Lucas County Children Services' Referral, Planning, and Review Processes
An overview of these Departments and their functions provides an understanding of how community-based services are provided within Lucas County Children Services.
Assessment Department. The Assessment Department, which investigates new cases and provides emergency services as needed, will refer a family to CDD for in-home services if minor or temporary problems have been identified that do not necessitate removing the child from the home. These families typically need only short-term concrete services such as household management or location assistance. Families with more complex difficulties whose children are removed from their care are referred to the Family Services Department and may also be referred to CDD.
Family Services Department. The Family Services Department is responsible for case planning and management and overseeing the provision of services for all ongoing cases. Once the Assessment Department has completed its investigation and opened a case, a family is assigned to 1 of 57 Family Services case managers. On average, case managers carry a caseload of 13.3 families.
After receiving an assignment, the case manager works with the family to develop a case plan. Development of the family's case plan is accomplished through team decision-making -- a practice that the agency has adopted to facilitate family participation in the decision process. Team decisionmaking is based on two key assumptions: first, that the family is often the proper unit for solving family problems and, second, that the extended family should be formally included in case decision-making. In general, case managers call for team meetings whenever placement, service, reunification, or other permanency decisions are to be made.
Aware that some parents could feel intimidated by the team meeting, the agency has taken several steps that are intended to increase families' comfort levels and encourage them to actively contribute to the planning process. In an effort to accommodate parents, whenever possible team meetings are held at neighborhood community centers instead of the agency's central office in downtown Toledo. Not only are the community centers more conveniently located, but it is hoped that the parents will feel that the centers provide a more neutral and friendly setting for the meeting. Furthermore, case managers encourage parents to invite their extended family, friends, and counselors and other professionals who will lend them support during the meeting.
In addition to the case manager, the parents, and their invited supporters, a facilitator from the Case Review Department attends team meetings. The facilitator's job is to ensure that all of the relevant case information is brought up for discussion and that every participant is given an opportunity to speak and ask questions. In addition to facilitating communication, the facilitator is responsible for maintaining the integrity of the meeting and respect for the parents' rights.
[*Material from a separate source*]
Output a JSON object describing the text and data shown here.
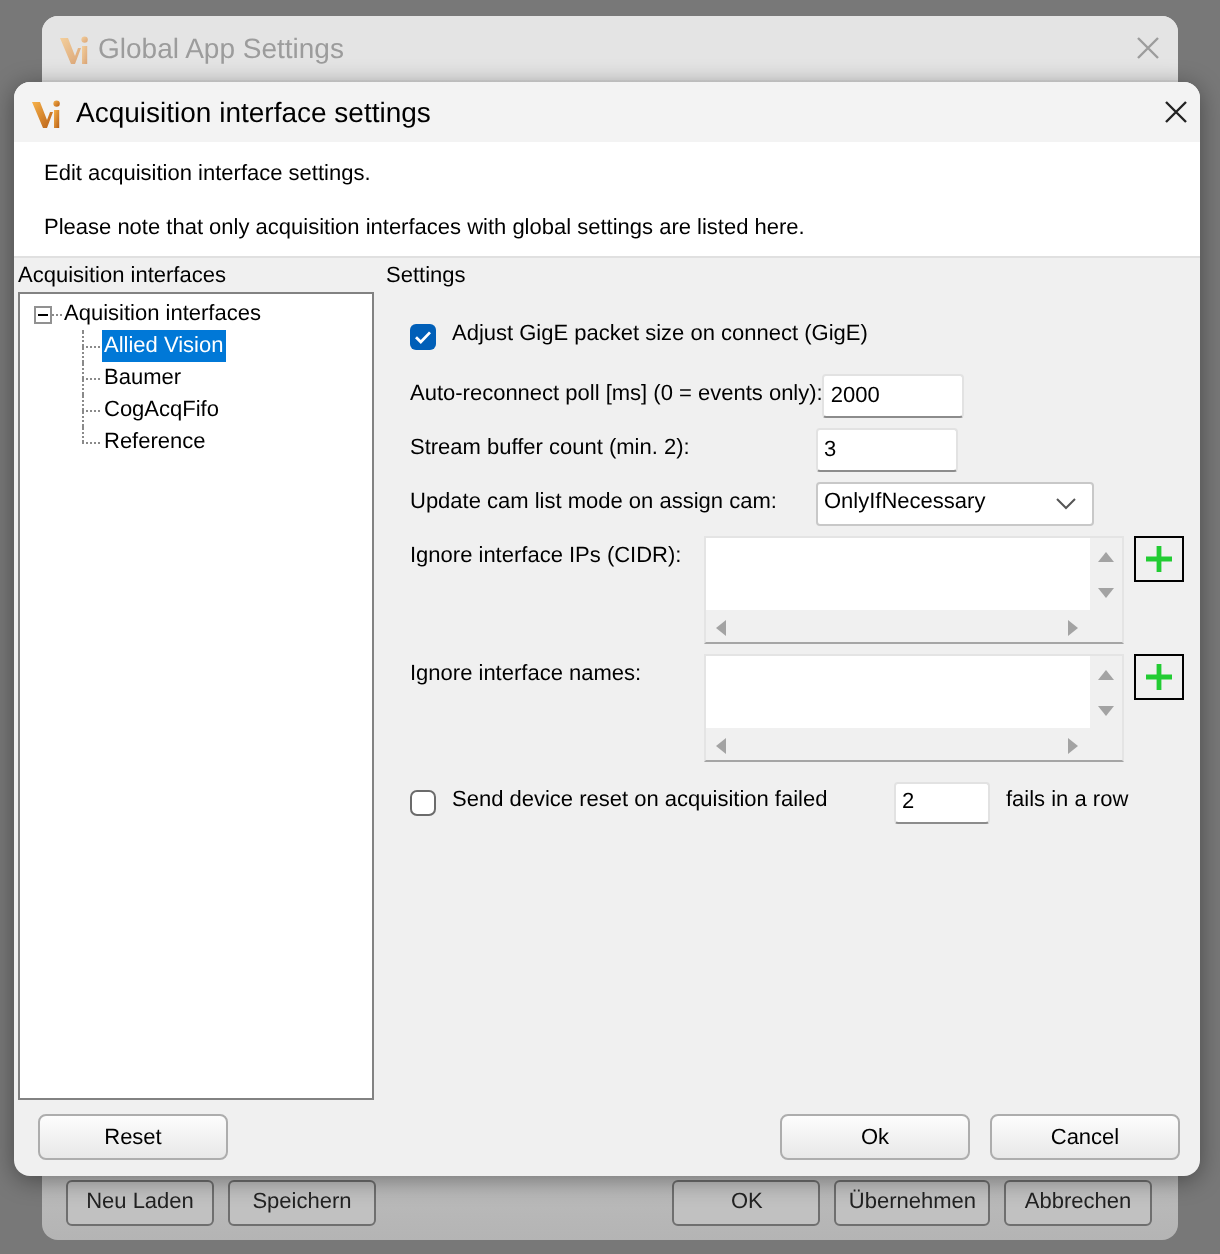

Once a case plan is developed, the case manager makes appropriate referrals for services that are not already in place. Families are usually referred to private agencies for counseling, diagnostic assessments, and substance abuse treatment. If reunification is expected to occur within a short time, the family is referred to CDD's Community Advocate Unit. Usually, parents first complete drug treatment, domestic violence counseling, and parenting classes before they are referred for intensive services from the Community Advocate.
Case Review. The Case Review Department is responsible for ensuring that all cases are reviewed within the timeframes that have been established by the court and the state. The standard procedure is to hold an administrative review at 4 months and again 10½ months after a case is opened. The administrative review examines the case plan to assess whether the parent has made progress, and if necessary, the plan and permanency goal are revised. For children in substitute care, the initial permanency goal is almost always to return home. The only exceptions to this general rule are families whose case histories strongly suggest profound parenting difficulties.
Aside from reviewing the case plan and services that each family has received, reports from workers providing services and other professionals such as therapists and substance abuse counselors are considered in assessing the family's progress toward achieving goals listed in the case plan. In addition to these reports, agency workers assess the risk to child safety whenever an administrative review or permanency hearing is scheduled. The risk assessment considers a variety of factors that affect the level of risk to the child -- the age of the child; the extent of emotional harm and physical injuries; the level of medical care; the ability of the family to provide basic needs like food, clothing, and shelter; and the adequacy of supervision. After all of the case information is reviewed, a permanency recommendation is made to the court.